**** DATA TO USE ****
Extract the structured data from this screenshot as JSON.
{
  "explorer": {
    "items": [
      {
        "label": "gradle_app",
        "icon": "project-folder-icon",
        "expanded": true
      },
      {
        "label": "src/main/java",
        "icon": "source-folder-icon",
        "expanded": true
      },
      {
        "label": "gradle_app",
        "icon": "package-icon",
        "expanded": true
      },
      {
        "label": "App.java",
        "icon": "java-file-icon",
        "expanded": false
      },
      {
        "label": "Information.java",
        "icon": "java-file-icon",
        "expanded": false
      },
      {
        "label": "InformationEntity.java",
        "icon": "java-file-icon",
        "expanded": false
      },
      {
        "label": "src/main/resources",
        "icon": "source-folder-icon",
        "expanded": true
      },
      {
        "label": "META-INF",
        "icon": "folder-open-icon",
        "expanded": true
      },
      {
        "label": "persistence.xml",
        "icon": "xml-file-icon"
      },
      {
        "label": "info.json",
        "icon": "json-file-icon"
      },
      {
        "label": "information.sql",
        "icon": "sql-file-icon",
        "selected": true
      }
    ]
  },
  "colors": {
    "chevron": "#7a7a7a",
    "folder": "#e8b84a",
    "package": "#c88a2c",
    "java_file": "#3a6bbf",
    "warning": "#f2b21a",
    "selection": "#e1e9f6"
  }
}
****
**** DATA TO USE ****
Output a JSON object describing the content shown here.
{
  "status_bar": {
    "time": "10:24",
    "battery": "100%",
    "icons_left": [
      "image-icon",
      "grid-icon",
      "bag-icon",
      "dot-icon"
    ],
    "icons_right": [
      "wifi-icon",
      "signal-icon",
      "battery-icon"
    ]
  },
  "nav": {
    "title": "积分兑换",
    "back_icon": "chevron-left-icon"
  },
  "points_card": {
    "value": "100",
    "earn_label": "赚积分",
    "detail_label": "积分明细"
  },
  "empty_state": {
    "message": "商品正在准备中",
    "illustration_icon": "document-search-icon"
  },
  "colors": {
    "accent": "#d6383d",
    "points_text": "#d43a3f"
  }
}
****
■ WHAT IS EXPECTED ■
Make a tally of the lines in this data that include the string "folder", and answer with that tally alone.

■ THE COMPLETED TASK ■
5